(b. ca. 1435, Bruneck, d. 1498, Salzburg)
Tyrolean Painter and sculptor. He died at Salzburg, but most of his career was spent at Bruneck in the Tyrol. Nothing is known of his training, and the earliest recorded work by him (a signed and dated altarpiece of 1465) is now lost. He worked mainly for local churches, carrying out the carving as well as the painting of his altarpieces, and much of his work is still in situ. His most celebrated work is the St Wolfgang altarpiece (1471-81) in the church of St Wolfgang on the Abersee, a huge polyptych with some astonishingly intricate woodcarving.

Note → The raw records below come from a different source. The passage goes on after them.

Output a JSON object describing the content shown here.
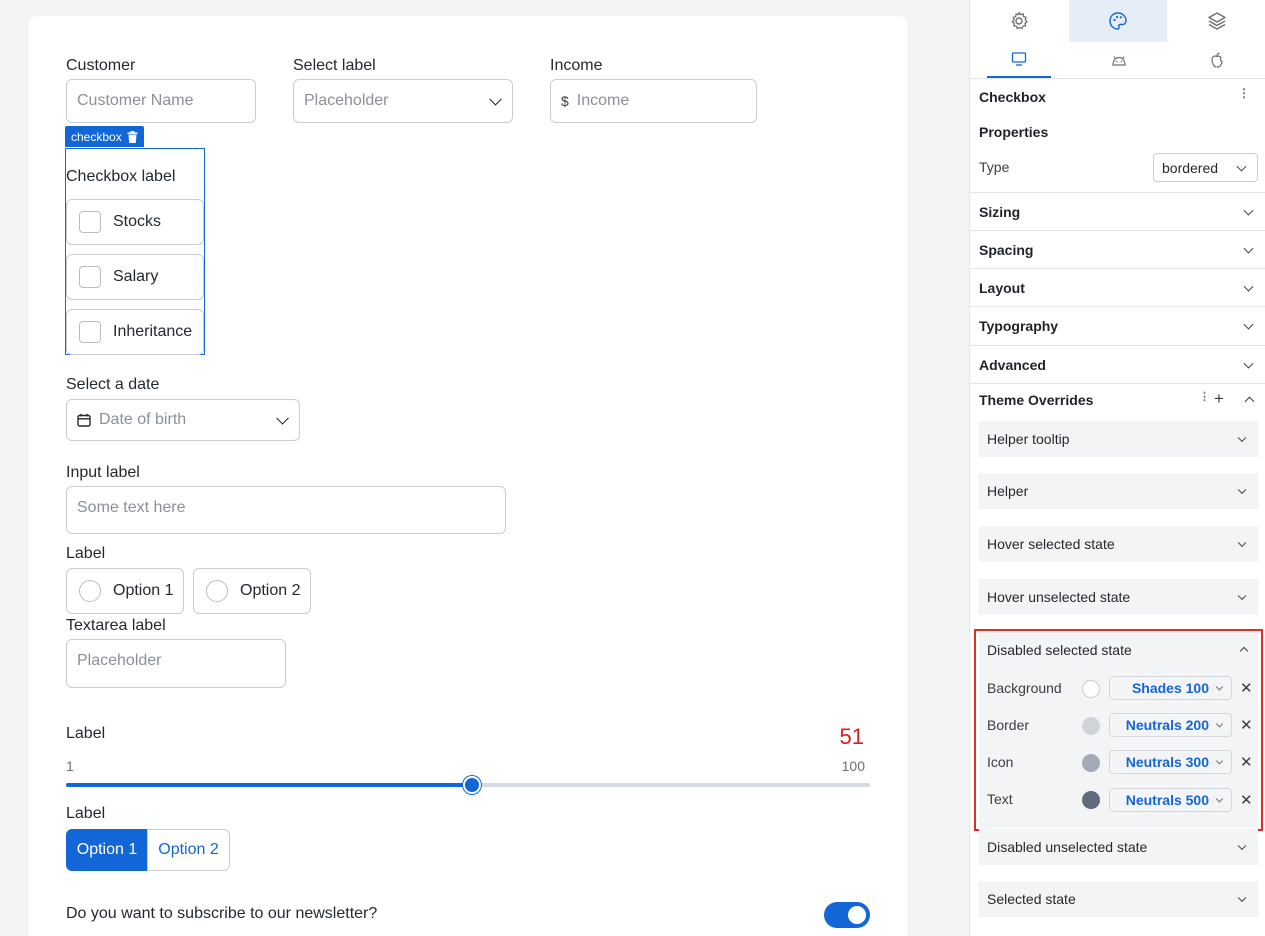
{
  "form": {
    "customer": {
      "label": "Customer",
      "placeholder": "Customer Name"
    },
    "select": {
      "label": "Select label",
      "placeholder": "Placeholder"
    },
    "income": {
      "label": "Income",
      "prefix": "$",
      "placeholder": "Income"
    },
    "checkbox_tag": "checkbox",
    "checkbox_group": {
      "label": "Checkbox label",
      "options": [
        "Stocks",
        "Salary",
        "Inheritance"
      ]
    },
    "date": {
      "label": "Select a date",
      "placeholder": "Date of birth"
    },
    "input": {
      "label": "Input label",
      "placeholder": "Some text here"
    },
    "radio": {
      "label": "Label",
      "options": [
        "Option 1",
        "Option 2"
      ]
    },
    "textarea": {
      "label": "Textarea label",
      "placeholder": "Placeholder"
    },
    "slider": {
      "label": "Label",
      "value": "51",
      "min": "1",
      "max": "100",
      "fraction": 0.505
    },
    "segmented": {
      "label": "Label",
      "options": [
        "Option 1",
        "Option 2"
      ],
      "selected_index": 0
    },
    "newsletter": {
      "label": "Do you want to subscribe to our newsletter?",
      "checked": true
    }
  },
  "panel": {
    "top_tabs": [
      "gear-icon",
      "palette-icon",
      "layers-icon"
    ],
    "active_top_tab": 1,
    "device_tabs": [
      "desktop-icon",
      "android-icon",
      "apple-icon"
    ],
    "active_device_tab": 0,
    "component_title": "Checkbox",
    "properties": {
      "title": "Properties",
      "type_label": "Type",
      "type_value": "bordered"
    },
    "sections": [
      "Sizing",
      "Spacing",
      "Layout",
      "Typography",
      "Advanced"
    ],
    "theme_overrides": {
      "title": "Theme Overrides",
      "items_before": [
        "Helper tooltip",
        "Helper",
        "Hover selected state",
        "Hover unselected state"
      ],
      "expanded": {
        "title": "Disabled selected state",
        "rows": [
          {
            "label": "Background",
            "token": "Shades 100",
            "color": "#ffffff"
          },
          {
            "label": "Border",
            "token": "Neutrals 200",
            "color": "#d0d4da"
          },
          {
            "label": "Icon",
            "token": "Neutrals 300",
            "color": "#a4abb5"
          },
          {
            "label": "Text",
            "token": "Neutrals 500",
            "color": "#5f6b7d"
          }
        ]
      },
      "items_after": [
        "Disabled unselected state",
        "Selected state"
      ]
    }
  },
  "colors": {
    "accent": "#1366d6",
    "highlight": "#e02b2b",
    "slider_value": "#d42020"
  }
}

Although Pacher's sculpture is rather late Gothic in spirit, his painting is strongly influenced by Italian art. He is particularly close to Mantegna, especially in the way dramatic effects are obtained by using a low viewpoint and setting the figures close to the picture plane. There is no documentary evidence that Pacher visited Italy, but because of its proximity to Tyrol it seems overwhelmingly likely that he did. Pacher's work had wide influence and he was the most important interpreter of Renaissance ideas for German painting before Dürer. A Friedrich and Hans Pacher, presumably related, were active in Tyrol at the same time as Michael, and Friedrich collaborated with him.